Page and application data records
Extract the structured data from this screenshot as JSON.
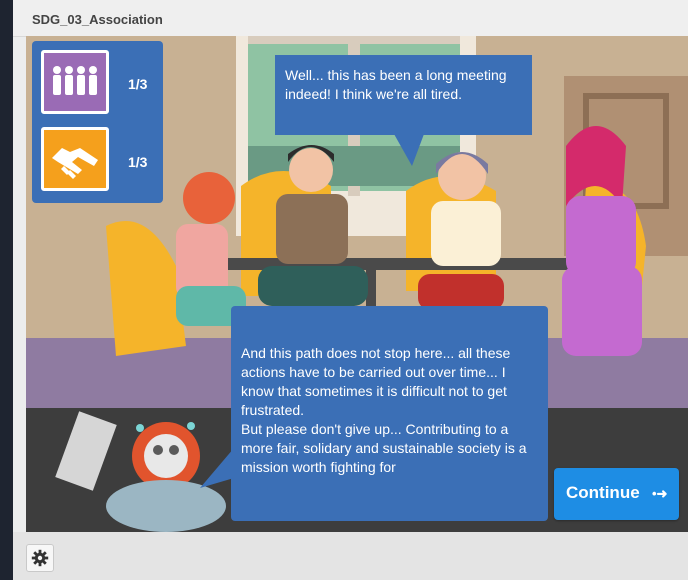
{
  "window": {
    "title": "SDG_03_Association"
  },
  "stats": [
    {
      "icon": "people-group-icon",
      "value": "1/3",
      "color": "#9a6bb5"
    },
    {
      "icon": "handshake-icon",
      "value": "1/3",
      "color": "#f5a01c"
    }
  ],
  "dialogue": {
    "top_bubble": "Well... this has been a long meeting indeed! I think we're all tired.",
    "bottom_bubble_p1": "And this path does not stop here... all these actions have to be carried out over time... I know that sometimes it is difficult not to get frustrated.",
    "bottom_bubble_p2": "But please don't give up... Contributing to a more fair, solidary and sustainable society is a mission worth fighting for"
  },
  "continue_button": {
    "label": "Continue",
    "icon": "arrow-right-icon"
  },
  "footer": {
    "settings_icon": "gear-icon"
  },
  "colors": {
    "panel_blue": "#3b6fb6",
    "button_blue": "#1e8de4",
    "stat_purple": "#9a6bb5",
    "stat_orange": "#f5a01c"
  }
}
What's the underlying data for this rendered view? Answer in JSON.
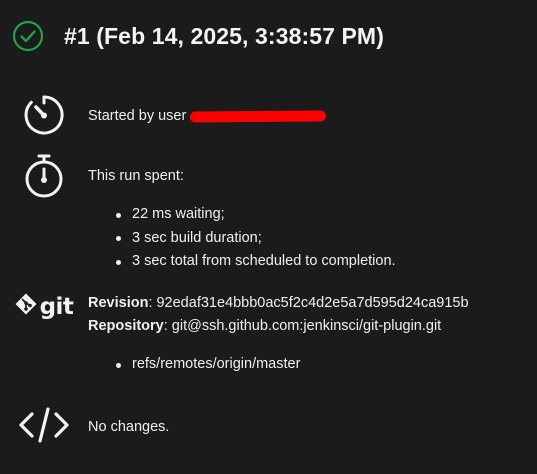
{
  "build": {
    "title": "#1 (Feb 14, 2025, 3:38:57 PM)",
    "status": "success",
    "status_icon": "check-circle-icon"
  },
  "started_by": {
    "text": "Started by user",
    "icon": "timer-icon"
  },
  "timing": {
    "heading": "This run spent:",
    "icon": "stopwatch-icon",
    "items": [
      "22 ms waiting;",
      "3 sec build duration;",
      "3 sec total from scheduled to completion."
    ]
  },
  "git": {
    "logo_text": "git",
    "revision_label": "Revision",
    "revision_value": ": 92edaf31e4bbb0ac5f2c4d2e5a7d595d24ca915b",
    "repository_label": "Repository",
    "repository_value": ": git@ssh.github.com:jenkinsci/git-plugin.git",
    "branches": [
      "refs/remotes/origin/master"
    ]
  },
  "changes": {
    "text": "No changes.",
    "icon": "code-icon"
  },
  "colors": {
    "background": "#1b1b1b",
    "success": "#1ea446",
    "redaction": "#ff0000"
  }
}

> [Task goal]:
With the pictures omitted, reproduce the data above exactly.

> [Reply]:
Extract the structured data from this screenshot as JSON.
{
  "window": {
    "title": "SDG_03_Association"
  },
  "stats": [
    {
      "icon": "people-group-icon",
      "value": "1/3",
      "color": "#9a6bb5"
    },
    {
      "icon": "handshake-icon",
      "value": "1/3",
      "color": "#f5a01c"
    }
  ],
  "dialogue": {
    "top_bubble": "Well... this has been a long meeting indeed! I think we're all tired.",
    "bottom_bubble_p1": "And this path does not stop here... all these actions have to be carried out over time... I know that sometimes it is difficult not to get frustrated.",
    "bottom_bubble_p2": "But please don't give up... Contributing to a more fair, solidary and sustainable society is a mission worth fighting for"
  },
  "continue_button": {
    "label": "Continue",
    "icon": "arrow-right-icon"
  },
  "footer": {
    "settings_icon": "gear-icon"
  },
  "colors": {
    "panel_blue": "#3b6fb6",
    "button_blue": "#1e8de4",
    "stat_purple": "#9a6bb5",
    "stat_orange": "#f5a01c"
  }
}
What's the underlying data for this rendered view? Answer in JSON.
{
  "build": {
    "title": "#1 (Feb 14, 2025, 3:38:57 PM)",
    "status": "success",
    "status_icon": "check-circle-icon"
  },
  "started_by": {
    "text": "Started by user",
    "icon": "timer-icon"
  },
  "timing": {
    "heading": "This run spent:",
    "icon": "stopwatch-icon",
    "items": [
      "22 ms waiting;",
      "3 sec build duration;",
      "3 sec total from scheduled to completion."
    ]
  },
  "git": {
    "logo_text": "git",
    "revision_label": "Revision",
    "revision_value": ": 92edaf31e4bbb0ac5f2c4d2e5a7d595d24ca915b",
    "repository_label": "Repository",
    "repository_value": ": git@ssh.github.com:jenkinsci/git-plugin.git",
    "branches": [
      "refs/remotes/origin/master"
    ]
  },
  "changes": {
    "text": "No changes.",
    "icon": "code-icon"
  },
  "colors": {
    "background": "#1b1b1b",
    "success": "#1ea446",
    "redaction": "#ff0000"
  }
}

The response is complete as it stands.